The Prince

The Prince (The Original Sinners) - Tiffany Reisz ETA: 5 days after, I'm still reeling. Haven't read a new book since. That scene where Kingsley kept saying je t'aime while Soren f*cks him rough but not saying anything still kills me! Will I ever recover? Good Lord!I really shouldn't have read this in six straight hours. But having the emotional quotient of a five year old and the addictive nature of this series kinda precludes any form of delayed gratification. I'm getting into the series quite late and I was happy to have had three books (and a bucketload of novellas and snippets from Ms. Reisz' website) already released... but then I just couldn't stop.

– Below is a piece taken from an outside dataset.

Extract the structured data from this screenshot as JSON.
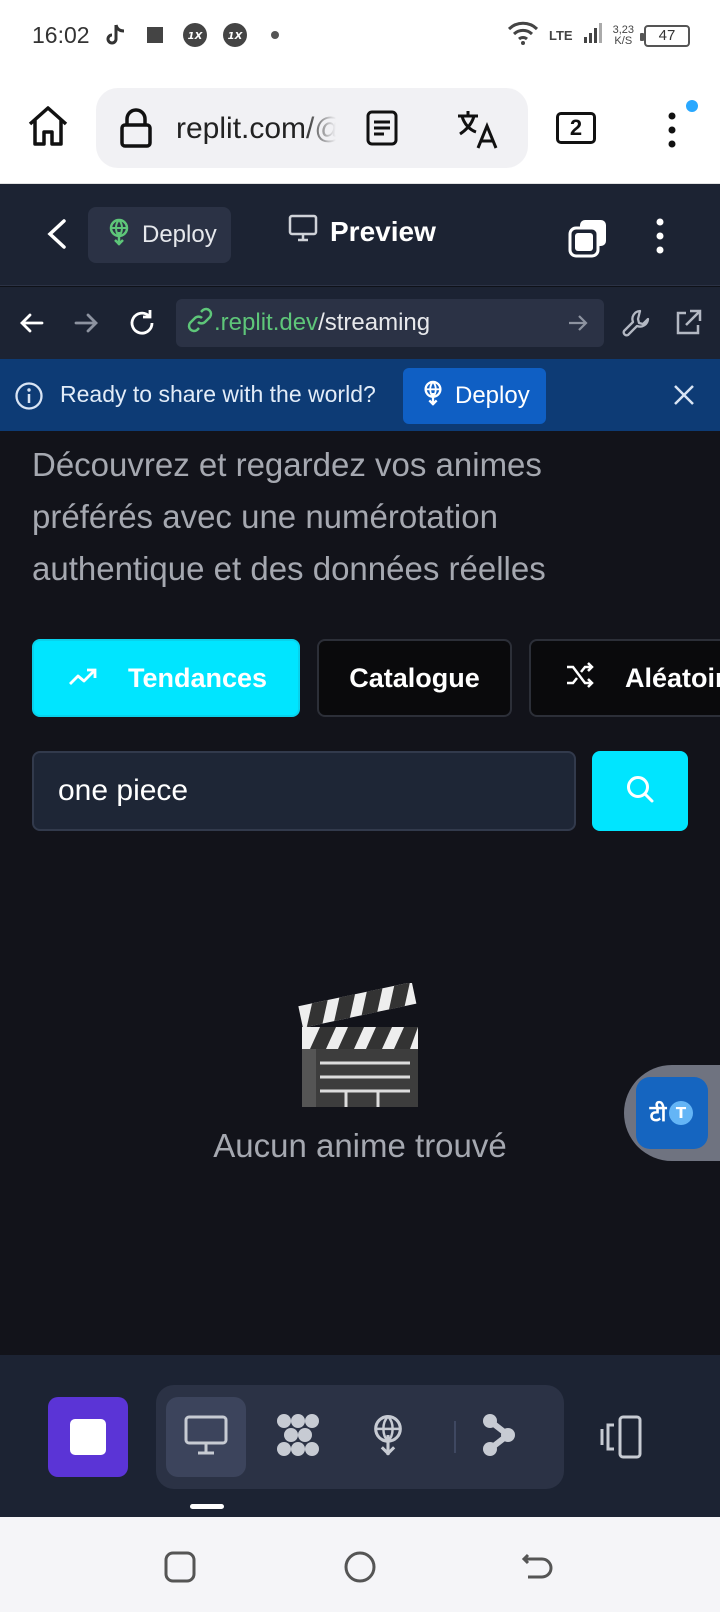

And now, I'm part of the frustrated, (im)patiently awaiting fans for the next book to come out. Though I have to say, after reading The Prince, I'm much more anticipating The Priest (the first book in Nora's submissive years).The Prince is divided into Kingsley and Soren's past, their present and Nora and Wesley's present. I loved and 'hated' that these divisions were cleanly presented in a predicated order. Loved because flashbacks tend to muddle up the storytelling with overlaps (something happens in the past, then gets discussed in the present -- can get tedious), but this was not an issue for this book. Instead it provided great rhythm to the plot. I 'hated' it because every time the story shifts back to Soren and Kingsley's past I get a knot on my stomach... the emotional tension is too much at times. As being told from Kingsley's perspective, that kinda came as a surprise (who knew?). When you read it, there's a rhythmic pattern: tension (at St. Ignatius), curiosity (with the present mystery) and warmth (at Kentucky). It's like Ms. Reisz gives you the warm fluffies with Nora and Wesley then wallops a barely restrained punch when she shifts back to Kingsley and Soren's past. Its strange how I love these books. I like the plot but not as much as how I love the writing -- like walking briskly to work: with purpose. Often in other books I can't distinguish one for the other. The end/plot twist (if it can be called that because, really, can you call anything from this series an anything twist anymore?) was okay but The Siren and The Angel has kept me on my toes guessing til the last page that its predictability was a (very) slight disappointment. Now I'm going to crawl back into my reading space to read some YA novel to get frustrated and impatient. Because after this series, its hard not to be.